HISTORY OF PORT PANAMA CITY
The Port in the 1940s
First Ship Through the Pass
On January 21, 1939, the first deed was executed on property that is now Port Panama City with the purpose of construction of the Panama City Shipbuilding Corporation. Known as Wainwright Shipyard, from July 1942 until the end of the war a total of 102 Liberty Ships and six tankers were constructed and launched from Panama City. It is estimated that during peak production, between 18,000 and 30,000 people were employed at the shipyard.
In 1945 The Panama City Port Authority was created by special act of the Florida Legislature. After the war, the Port Authority assisted the Government in dismantling the Liberty Ships for scrap reprocessing. Although the Port Authority began leasing facilities from the General Service Administration in the mid-1950s to pursue industrial development, the dismantling effort continued until the mid-1960s when the City of Panama City purchased the property from the Government.
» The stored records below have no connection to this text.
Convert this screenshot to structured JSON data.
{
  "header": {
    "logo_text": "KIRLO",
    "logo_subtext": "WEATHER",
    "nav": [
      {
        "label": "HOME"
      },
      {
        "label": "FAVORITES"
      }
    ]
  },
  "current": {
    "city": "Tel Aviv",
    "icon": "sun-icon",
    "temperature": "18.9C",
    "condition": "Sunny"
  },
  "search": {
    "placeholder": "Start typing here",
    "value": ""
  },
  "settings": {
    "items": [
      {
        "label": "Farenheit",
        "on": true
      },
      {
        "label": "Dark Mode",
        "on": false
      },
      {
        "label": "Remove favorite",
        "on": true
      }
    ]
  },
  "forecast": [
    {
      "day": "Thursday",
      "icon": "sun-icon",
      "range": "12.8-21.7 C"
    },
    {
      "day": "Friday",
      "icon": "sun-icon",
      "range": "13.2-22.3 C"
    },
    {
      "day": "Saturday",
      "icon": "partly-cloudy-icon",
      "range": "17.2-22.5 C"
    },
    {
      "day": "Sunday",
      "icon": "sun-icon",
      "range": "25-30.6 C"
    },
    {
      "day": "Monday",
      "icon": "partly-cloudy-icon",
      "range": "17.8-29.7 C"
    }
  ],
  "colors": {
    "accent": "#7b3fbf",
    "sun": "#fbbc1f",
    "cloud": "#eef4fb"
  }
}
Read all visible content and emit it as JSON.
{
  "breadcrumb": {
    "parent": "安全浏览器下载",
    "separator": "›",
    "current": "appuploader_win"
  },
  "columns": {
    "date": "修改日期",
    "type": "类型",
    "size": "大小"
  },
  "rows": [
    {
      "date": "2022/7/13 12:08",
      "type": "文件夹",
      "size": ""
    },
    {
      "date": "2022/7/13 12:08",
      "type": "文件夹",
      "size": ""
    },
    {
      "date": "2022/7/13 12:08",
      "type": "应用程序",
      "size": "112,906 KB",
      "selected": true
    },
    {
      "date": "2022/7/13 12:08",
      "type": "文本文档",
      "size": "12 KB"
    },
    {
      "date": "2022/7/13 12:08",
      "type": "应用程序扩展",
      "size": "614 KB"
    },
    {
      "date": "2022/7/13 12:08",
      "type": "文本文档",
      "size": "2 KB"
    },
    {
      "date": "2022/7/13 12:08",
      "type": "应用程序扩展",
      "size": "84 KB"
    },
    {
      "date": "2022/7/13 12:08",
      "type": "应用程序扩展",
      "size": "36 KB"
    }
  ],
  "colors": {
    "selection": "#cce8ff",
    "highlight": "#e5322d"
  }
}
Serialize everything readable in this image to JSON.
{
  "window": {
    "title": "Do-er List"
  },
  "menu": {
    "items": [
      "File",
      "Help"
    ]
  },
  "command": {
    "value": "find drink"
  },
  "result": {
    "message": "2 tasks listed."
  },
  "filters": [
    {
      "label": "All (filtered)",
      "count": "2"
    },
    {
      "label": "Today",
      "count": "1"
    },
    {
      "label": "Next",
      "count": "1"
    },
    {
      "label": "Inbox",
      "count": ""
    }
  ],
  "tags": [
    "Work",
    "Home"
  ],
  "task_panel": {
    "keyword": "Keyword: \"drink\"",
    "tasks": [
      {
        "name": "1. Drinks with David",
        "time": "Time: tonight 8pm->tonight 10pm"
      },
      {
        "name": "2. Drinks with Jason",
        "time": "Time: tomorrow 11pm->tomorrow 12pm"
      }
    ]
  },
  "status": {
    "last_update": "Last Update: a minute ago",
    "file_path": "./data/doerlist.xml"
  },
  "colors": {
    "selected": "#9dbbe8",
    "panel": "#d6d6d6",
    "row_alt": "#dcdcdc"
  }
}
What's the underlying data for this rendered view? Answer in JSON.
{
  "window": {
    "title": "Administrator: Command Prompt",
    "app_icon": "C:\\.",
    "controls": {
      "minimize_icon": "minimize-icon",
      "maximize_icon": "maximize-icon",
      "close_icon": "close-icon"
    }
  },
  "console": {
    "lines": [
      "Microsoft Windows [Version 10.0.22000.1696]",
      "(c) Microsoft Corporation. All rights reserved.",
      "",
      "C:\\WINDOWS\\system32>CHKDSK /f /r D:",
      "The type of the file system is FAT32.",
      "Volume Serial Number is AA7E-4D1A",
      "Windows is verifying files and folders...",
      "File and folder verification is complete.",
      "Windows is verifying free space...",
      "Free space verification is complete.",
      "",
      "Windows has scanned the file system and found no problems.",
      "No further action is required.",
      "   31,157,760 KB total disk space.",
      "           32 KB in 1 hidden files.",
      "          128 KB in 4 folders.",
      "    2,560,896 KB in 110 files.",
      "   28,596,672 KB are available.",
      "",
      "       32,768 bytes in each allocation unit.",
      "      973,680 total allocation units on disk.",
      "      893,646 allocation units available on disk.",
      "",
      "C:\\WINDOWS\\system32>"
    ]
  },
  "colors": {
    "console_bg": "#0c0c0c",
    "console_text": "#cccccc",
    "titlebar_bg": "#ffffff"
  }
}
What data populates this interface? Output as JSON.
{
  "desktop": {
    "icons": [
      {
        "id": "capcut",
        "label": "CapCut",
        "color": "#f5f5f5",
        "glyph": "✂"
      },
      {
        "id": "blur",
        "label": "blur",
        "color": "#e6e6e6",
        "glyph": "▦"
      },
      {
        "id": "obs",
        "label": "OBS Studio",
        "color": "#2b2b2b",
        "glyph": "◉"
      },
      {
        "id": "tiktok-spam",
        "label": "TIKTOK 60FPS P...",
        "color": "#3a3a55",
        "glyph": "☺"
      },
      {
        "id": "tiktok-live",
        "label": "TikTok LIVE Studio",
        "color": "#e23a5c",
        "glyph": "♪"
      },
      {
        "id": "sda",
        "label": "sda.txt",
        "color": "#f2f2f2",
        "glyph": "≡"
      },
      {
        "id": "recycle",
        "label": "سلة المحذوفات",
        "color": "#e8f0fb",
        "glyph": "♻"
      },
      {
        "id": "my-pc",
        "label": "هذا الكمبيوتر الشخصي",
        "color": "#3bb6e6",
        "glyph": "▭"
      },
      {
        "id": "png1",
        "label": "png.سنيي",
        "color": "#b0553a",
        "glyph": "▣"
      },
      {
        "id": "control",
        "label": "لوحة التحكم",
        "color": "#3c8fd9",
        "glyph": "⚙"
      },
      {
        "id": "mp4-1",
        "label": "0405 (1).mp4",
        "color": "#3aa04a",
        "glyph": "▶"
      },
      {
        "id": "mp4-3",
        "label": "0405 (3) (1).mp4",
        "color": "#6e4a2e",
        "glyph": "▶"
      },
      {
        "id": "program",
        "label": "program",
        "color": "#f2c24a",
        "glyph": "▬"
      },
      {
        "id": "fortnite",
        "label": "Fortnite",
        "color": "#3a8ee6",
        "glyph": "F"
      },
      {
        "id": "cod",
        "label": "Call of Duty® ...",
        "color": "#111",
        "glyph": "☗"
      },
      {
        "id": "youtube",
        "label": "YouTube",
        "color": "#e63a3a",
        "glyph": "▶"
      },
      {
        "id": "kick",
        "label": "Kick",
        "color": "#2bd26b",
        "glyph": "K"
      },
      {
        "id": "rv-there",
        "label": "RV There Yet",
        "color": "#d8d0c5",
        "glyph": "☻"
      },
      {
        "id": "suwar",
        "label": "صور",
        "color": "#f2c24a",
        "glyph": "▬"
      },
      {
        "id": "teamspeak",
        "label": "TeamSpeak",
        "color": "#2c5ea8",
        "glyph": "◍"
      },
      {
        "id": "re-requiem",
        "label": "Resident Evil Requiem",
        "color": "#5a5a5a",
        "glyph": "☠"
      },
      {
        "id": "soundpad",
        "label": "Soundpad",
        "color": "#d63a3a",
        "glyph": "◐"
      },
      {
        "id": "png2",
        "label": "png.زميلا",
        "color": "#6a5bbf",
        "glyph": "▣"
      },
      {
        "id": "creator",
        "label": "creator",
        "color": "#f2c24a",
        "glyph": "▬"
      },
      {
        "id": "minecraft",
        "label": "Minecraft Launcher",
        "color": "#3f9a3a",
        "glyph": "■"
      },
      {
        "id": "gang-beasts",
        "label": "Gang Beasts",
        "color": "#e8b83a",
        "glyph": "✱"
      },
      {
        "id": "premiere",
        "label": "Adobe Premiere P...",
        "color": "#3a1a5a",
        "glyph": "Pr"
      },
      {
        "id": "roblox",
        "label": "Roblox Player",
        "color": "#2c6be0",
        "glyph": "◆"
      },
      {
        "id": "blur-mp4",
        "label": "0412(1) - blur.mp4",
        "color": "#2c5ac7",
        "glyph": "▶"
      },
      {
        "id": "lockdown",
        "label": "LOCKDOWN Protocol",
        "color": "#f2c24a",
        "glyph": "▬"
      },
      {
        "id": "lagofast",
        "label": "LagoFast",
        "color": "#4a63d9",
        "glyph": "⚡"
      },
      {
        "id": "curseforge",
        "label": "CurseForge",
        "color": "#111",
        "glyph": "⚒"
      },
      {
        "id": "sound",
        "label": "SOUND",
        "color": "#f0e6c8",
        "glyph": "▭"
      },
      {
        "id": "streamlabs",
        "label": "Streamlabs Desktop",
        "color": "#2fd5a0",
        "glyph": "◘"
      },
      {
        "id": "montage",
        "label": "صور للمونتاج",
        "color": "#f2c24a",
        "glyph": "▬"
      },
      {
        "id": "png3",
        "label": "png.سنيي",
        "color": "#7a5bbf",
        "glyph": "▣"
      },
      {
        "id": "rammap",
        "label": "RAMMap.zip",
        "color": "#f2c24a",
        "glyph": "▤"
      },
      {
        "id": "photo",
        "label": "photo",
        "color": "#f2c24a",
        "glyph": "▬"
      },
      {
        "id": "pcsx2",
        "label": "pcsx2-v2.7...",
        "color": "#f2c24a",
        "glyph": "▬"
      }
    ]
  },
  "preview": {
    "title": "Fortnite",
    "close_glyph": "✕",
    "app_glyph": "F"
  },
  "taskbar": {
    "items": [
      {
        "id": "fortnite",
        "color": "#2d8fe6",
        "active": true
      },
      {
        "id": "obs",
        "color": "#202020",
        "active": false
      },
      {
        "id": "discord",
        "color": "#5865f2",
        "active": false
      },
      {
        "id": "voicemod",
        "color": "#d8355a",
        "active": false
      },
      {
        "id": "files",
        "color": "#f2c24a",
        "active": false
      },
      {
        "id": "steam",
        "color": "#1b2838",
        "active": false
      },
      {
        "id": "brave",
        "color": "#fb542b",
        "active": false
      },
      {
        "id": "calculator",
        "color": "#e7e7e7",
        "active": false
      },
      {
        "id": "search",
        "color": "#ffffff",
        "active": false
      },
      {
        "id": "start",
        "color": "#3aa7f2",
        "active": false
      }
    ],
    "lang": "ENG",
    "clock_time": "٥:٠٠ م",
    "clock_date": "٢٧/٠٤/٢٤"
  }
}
Today’s port operations date from 1967, when the port’s first 500-foot deepwater berth and 40,000-square foot warehouse were constructed. Since that time, the Port has added 3,900 linear feet of deepwater bulkhead, 350,000 square feet of warehouse space and five miles of railroad track as well as cranes and other cargo-handling equipment. The Port’s tenant base has expanded to include manufacturers, warehouse operators, stevedores, government agencies, shipping agents, and other maritime-related entities.